Friday, August 8, 2014
In most towns in this country we don’t do a very good job of prioritizing bicycle transportation – despite the many benefits of a bigger mode share for bikes. The bike share systems springing up around the country have been a great success, but the rest of what passes for bike infrastructure usually consists of some green paint and “share the road” signs at best. (Sharing the road often meaning sharing a potholed free-for-all with 18-wheelers, racing taxi drivers, and drivers talking on cellphones!)
Thanks to Gizmodo (here) for showing us the latest from Copenhagen, where good planning and design really work for bikes. Some of these solutions are relatively expensive, like bike-only bridges. Others harness relatively inexpensive technology. I especially like the “green wave” of LED lights letting bicyclists know they are moving at a pace that will give them a green signal at upcoming traffic lights. Lots more to do here in the U.S.!
Monday, August 4, 2014
The impact of Pennsylvania’s Act 89, raising new transportation revenue from motor fuels, is beginning to be felt. DVRPC – the Philadelphia area MPO – has just added $10.5 Billion in new investments to their long-range plan (story here)!
The new revenue is split roughly in half between highways and transit. The transit piece will allow SEPTA (the regional operator) to get a little beyond the massive need for system preservation and actually add a couple of extensions. One of these, the extension of the Norristown High-Speed Line to the King of Prussia mall complex, could ultimately have real impact on land use and mobility issues (see comparison to Tysons Corner here). This just scratches the surface of what we really need to do to build a real 21st century transportation system in the next 25 years, but at least it’s a start.
On the highway side, half of the funding will go for bridges. Pennsylvania has the dubious distinction of leading the nation in structurally deficient bridges, and PennDOT is aggressively moving forward to attack the problem. The highway side also includes expanded bike/ped funding.
What is noteworthy, as I have mentioned before, is that this revenue growth has been achieved in a state with a Republican governor and legislature. This should be enough to challenge stereotypes and to encourage vigorous action in other states and even (we have to say “even”) at the federal level.

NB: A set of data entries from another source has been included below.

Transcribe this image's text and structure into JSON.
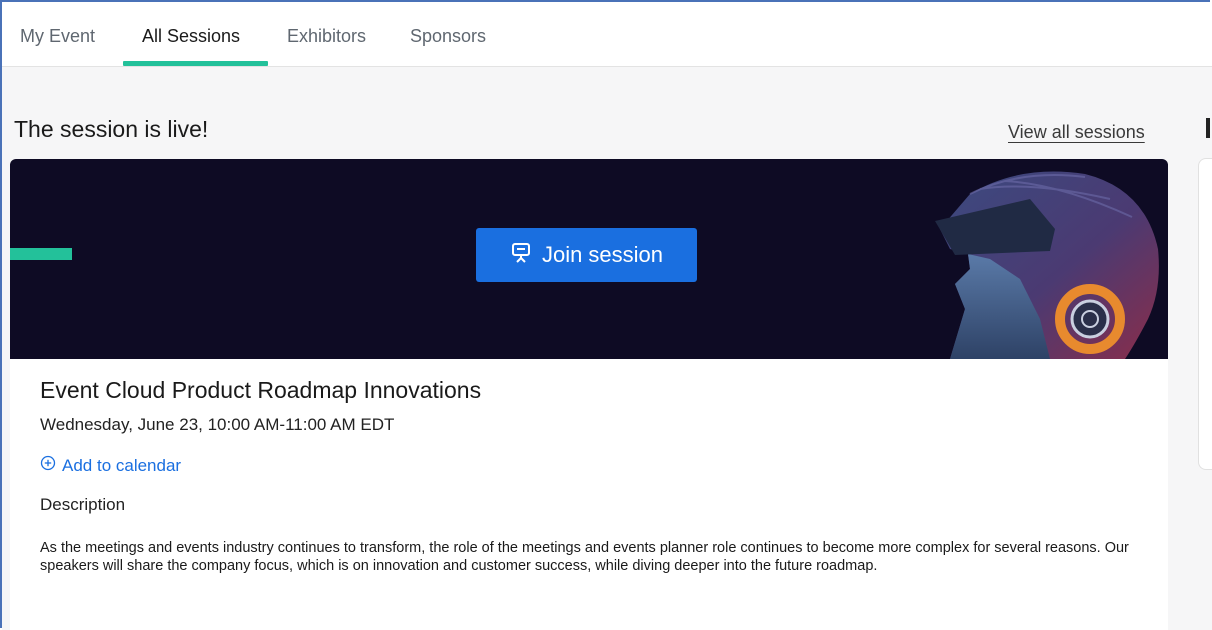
{
  "tabs": [
    {
      "label": "My Event"
    },
    {
      "label": "All Sessions"
    },
    {
      "label": "Exhibitors"
    },
    {
      "label": "Sponsors"
    }
  ],
  "active_tab": "All Sessions",
  "headline": "The session is live!",
  "view_all_link": "View all sessions",
  "session": {
    "join_button": "Join session",
    "title": "Event Cloud Product Roadmap Innovations",
    "datetime": "Wednesday, June 23, 10:00 AM-11:00 AM EDT",
    "add_to_calendar": "Add to calendar",
    "description_label": "Description",
    "description": "As the meetings and events industry continues to transform, the role of the meetings and events planner role continues to become more complex for several reasons. Our speakers will share the company focus, which is on innovation and customer success, while diving deeper into the future roadmap."
  },
  "colors": {
    "accent_green": "#23c19a",
    "primary_blue": "#1a6fe0",
    "banner_bg": "#0e0b24"
  },
  "icons": {
    "join": "presentation-screen-icon",
    "calendar": "plus-circle-icon"
  }
}
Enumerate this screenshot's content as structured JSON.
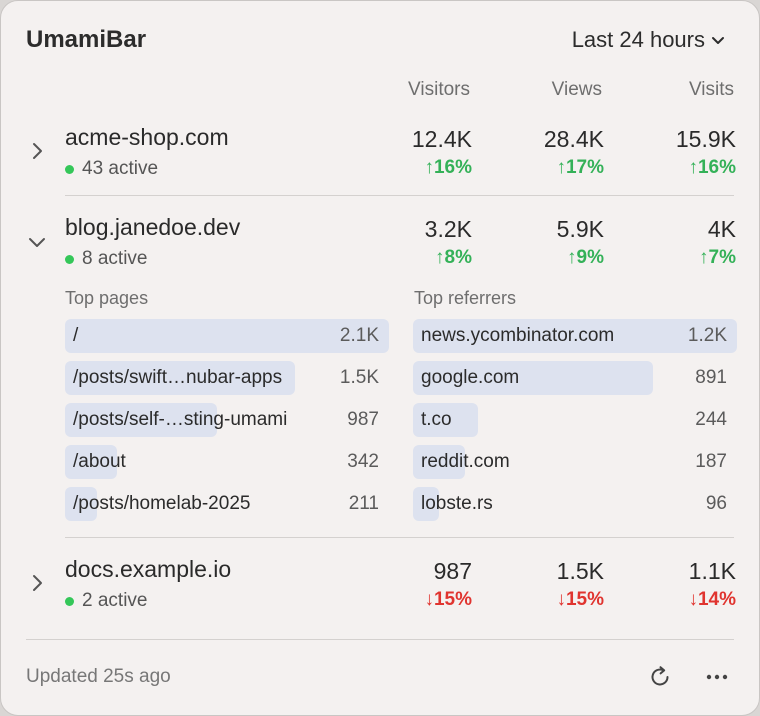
{
  "app": {
    "title": "UmamiBar"
  },
  "range": {
    "label": "Last 24 hours"
  },
  "columns": [
    "Visitors",
    "Views",
    "Visits"
  ],
  "sites": [
    {
      "name": "acme-shop.com",
      "active": "43 active",
      "expanded": false,
      "metrics": [
        {
          "value": "12.4K",
          "delta": "↑16%",
          "dir": "up"
        },
        {
          "value": "28.4K",
          "delta": "↑17%",
          "dir": "up"
        },
        {
          "value": "15.9K",
          "delta": "↑16%",
          "dir": "up"
        }
      ]
    },
    {
      "name": "blog.janedoe.dev",
      "active": "8 active",
      "expanded": true,
      "metrics": [
        {
          "value": "3.2K",
          "delta": "↑8%",
          "dir": "up"
        },
        {
          "value": "5.9K",
          "delta": "↑9%",
          "dir": "up"
        },
        {
          "value": "4K",
          "delta": "↑7%",
          "dir": "up"
        }
      ],
      "top_pages_title": "Top pages",
      "top_pages": [
        {
          "label": "/",
          "value": "2.1K",
          "share": 1.0
        },
        {
          "label": "/posts/swift…nubar-apps",
          "value": "1.5K",
          "share": 0.71
        },
        {
          "label": "/posts/self-…sting-umami",
          "value": "987",
          "share": 0.47
        },
        {
          "label": "/about",
          "value": "342",
          "share": 0.16
        },
        {
          "label": "/posts/homelab-2025",
          "value": "211",
          "share": 0.1
        }
      ],
      "top_referrers_title": "Top referrers",
      "top_referrers": [
        {
          "label": "news.ycombinator.com",
          "value": "1.2K",
          "share": 1.0
        },
        {
          "label": "google.com",
          "value": "891",
          "share": 0.74
        },
        {
          "label": "t.co",
          "value": "244",
          "share": 0.2
        },
        {
          "label": "reddit.com",
          "value": "187",
          "share": 0.16
        },
        {
          "label": "lobste.rs",
          "value": "96",
          "share": 0.08
        }
      ]
    },
    {
      "name": "docs.example.io",
      "active": "2 active",
      "expanded": false,
      "metrics": [
        {
          "value": "987",
          "delta": "↓15%",
          "dir": "down"
        },
        {
          "value": "1.5K",
          "delta": "↓15%",
          "dir": "down"
        },
        {
          "value": "1.1K",
          "delta": "↓14%",
          "dir": "down"
        }
      ]
    }
  ],
  "footer": {
    "updated": "Updated 25s ago"
  },
  "colors": {
    "up": "#34b158",
    "down": "#e0342f",
    "active_dot": "#34c759",
    "bar": "#dde2ef"
  },
  "icons": [
    "chevron-down-icon",
    "chevron-right-icon",
    "refresh-icon",
    "more-icon"
  ]
}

There are many factors behind Pennsylvania’s step forward, but a major one is leadership. There were many leaders involved, including Governor Corbett, PennDOT Secretary Schoch, former governor Rendell, and others. But first prize undoubtedly goes to State Senator John Rafferty, chair of the Senate Transportation Committee, who shepherded the bill from inception to signing. His explanation for his commitment to the bill?: transportation is a core function of government, and we need to fix it. Refreshing.